* **ACTIVITY**:
Please say how many lines in the records below contain the word "JSON", giving the number alone.
:::::
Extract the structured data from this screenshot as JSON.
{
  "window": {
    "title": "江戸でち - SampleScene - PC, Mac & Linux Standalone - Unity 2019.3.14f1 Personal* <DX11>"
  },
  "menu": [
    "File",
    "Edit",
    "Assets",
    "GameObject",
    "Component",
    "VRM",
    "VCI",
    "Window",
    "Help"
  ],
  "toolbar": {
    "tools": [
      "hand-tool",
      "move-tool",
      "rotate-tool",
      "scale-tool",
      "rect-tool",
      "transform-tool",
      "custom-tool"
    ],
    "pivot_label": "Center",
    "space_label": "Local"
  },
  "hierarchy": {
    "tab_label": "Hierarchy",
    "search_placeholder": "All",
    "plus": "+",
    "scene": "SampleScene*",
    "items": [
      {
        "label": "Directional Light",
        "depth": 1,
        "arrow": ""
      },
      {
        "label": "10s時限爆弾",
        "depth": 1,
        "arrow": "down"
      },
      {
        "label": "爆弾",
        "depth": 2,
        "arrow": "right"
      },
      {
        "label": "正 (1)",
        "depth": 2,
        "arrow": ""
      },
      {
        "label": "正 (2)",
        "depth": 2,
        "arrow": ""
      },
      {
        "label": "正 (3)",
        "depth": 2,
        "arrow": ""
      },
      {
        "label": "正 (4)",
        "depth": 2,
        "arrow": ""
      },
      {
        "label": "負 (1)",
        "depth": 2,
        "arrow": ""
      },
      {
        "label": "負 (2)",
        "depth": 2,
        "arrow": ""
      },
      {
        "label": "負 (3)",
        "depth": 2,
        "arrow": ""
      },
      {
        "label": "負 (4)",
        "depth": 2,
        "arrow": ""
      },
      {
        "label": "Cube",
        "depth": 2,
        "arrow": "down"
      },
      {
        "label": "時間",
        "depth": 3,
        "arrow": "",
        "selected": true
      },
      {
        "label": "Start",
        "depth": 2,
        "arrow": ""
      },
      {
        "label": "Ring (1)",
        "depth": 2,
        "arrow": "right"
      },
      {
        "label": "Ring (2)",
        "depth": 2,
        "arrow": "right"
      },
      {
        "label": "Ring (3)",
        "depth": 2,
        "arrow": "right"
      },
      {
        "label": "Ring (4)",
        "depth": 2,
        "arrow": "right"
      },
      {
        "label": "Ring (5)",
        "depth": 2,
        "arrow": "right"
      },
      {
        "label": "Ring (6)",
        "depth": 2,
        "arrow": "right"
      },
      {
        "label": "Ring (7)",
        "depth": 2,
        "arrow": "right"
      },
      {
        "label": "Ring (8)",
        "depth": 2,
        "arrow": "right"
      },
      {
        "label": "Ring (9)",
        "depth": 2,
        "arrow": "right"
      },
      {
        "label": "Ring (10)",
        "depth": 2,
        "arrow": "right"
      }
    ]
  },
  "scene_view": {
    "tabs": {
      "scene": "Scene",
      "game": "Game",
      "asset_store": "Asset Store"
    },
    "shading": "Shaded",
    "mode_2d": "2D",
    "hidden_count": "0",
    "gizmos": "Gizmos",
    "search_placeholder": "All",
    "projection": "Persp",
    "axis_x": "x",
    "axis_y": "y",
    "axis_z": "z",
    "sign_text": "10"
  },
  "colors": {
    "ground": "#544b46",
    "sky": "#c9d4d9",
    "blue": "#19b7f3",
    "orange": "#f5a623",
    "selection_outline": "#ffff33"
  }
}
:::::
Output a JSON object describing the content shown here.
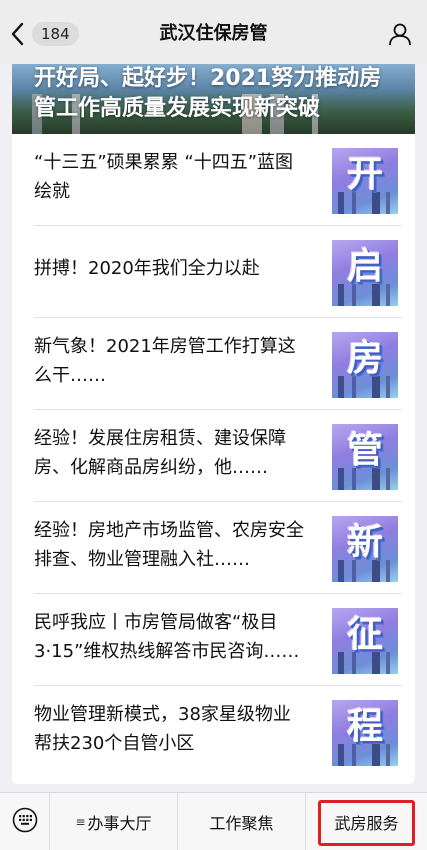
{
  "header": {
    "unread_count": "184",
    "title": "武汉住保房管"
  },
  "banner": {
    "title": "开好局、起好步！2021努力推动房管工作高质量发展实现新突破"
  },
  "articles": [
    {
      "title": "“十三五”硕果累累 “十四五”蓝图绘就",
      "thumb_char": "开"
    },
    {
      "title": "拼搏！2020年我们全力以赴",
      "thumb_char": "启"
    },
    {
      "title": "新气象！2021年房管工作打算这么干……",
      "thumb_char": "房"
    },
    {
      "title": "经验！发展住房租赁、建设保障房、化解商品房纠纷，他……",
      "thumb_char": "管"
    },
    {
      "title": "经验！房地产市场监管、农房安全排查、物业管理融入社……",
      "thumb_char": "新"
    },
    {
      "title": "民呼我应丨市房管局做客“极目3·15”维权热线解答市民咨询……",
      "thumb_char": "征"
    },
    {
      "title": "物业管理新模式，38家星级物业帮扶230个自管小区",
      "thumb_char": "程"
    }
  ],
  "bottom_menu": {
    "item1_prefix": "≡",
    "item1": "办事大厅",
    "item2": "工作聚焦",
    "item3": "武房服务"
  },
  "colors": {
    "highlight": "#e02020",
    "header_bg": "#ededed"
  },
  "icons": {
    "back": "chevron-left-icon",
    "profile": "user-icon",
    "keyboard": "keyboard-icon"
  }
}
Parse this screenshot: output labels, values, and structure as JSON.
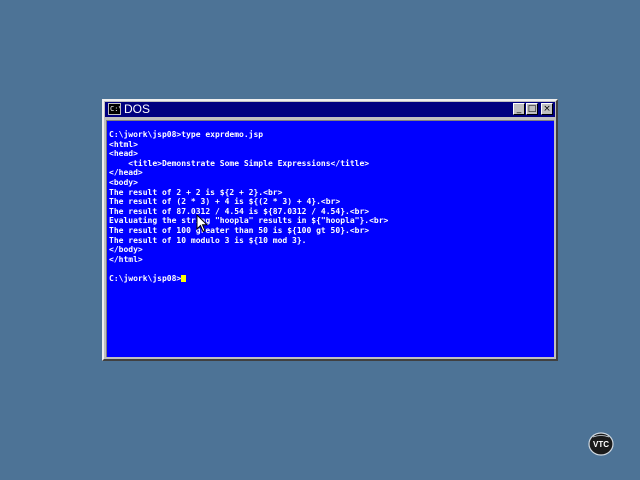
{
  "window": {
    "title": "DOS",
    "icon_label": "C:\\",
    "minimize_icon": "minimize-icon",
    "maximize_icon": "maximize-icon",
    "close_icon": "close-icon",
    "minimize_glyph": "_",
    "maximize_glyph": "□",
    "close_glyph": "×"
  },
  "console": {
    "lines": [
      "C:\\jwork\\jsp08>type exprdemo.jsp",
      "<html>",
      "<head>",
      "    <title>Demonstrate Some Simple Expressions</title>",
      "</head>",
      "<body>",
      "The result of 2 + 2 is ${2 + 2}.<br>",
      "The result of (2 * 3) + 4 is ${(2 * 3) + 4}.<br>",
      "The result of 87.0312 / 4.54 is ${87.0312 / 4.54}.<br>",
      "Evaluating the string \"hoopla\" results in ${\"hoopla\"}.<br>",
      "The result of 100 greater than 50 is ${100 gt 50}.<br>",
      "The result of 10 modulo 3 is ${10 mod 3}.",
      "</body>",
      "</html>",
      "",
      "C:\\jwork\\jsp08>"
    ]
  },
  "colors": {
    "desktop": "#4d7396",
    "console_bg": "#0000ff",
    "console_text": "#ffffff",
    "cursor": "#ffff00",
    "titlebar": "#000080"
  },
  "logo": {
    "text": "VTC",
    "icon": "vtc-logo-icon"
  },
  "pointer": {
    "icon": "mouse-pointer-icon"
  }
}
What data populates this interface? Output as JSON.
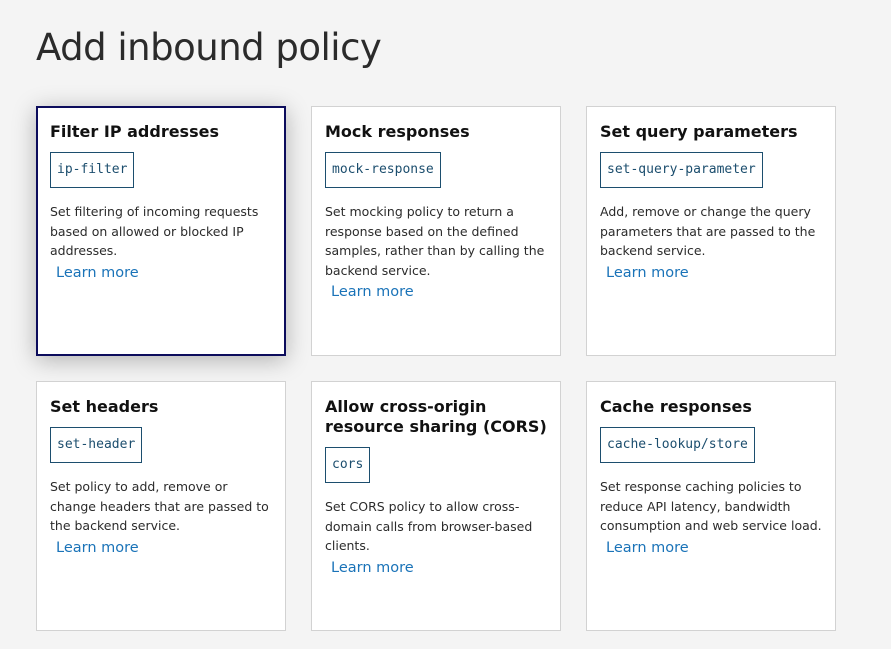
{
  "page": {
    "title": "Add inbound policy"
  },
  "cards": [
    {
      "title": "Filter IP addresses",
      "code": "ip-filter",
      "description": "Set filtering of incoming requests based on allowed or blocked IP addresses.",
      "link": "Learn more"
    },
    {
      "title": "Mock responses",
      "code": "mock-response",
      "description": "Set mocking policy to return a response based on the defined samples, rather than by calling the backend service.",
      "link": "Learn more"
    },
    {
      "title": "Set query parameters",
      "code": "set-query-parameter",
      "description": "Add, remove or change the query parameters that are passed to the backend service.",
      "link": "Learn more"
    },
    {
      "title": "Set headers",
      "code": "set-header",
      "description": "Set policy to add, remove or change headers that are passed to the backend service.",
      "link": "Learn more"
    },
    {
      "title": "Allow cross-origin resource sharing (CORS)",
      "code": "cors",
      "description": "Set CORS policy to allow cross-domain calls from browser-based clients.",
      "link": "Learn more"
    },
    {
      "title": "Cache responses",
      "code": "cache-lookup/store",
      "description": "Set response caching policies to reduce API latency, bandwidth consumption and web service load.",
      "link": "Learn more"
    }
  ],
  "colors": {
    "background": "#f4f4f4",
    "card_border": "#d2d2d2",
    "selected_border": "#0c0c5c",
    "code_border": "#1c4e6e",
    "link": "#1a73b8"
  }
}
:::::
* **TASK SOLUTION**:
4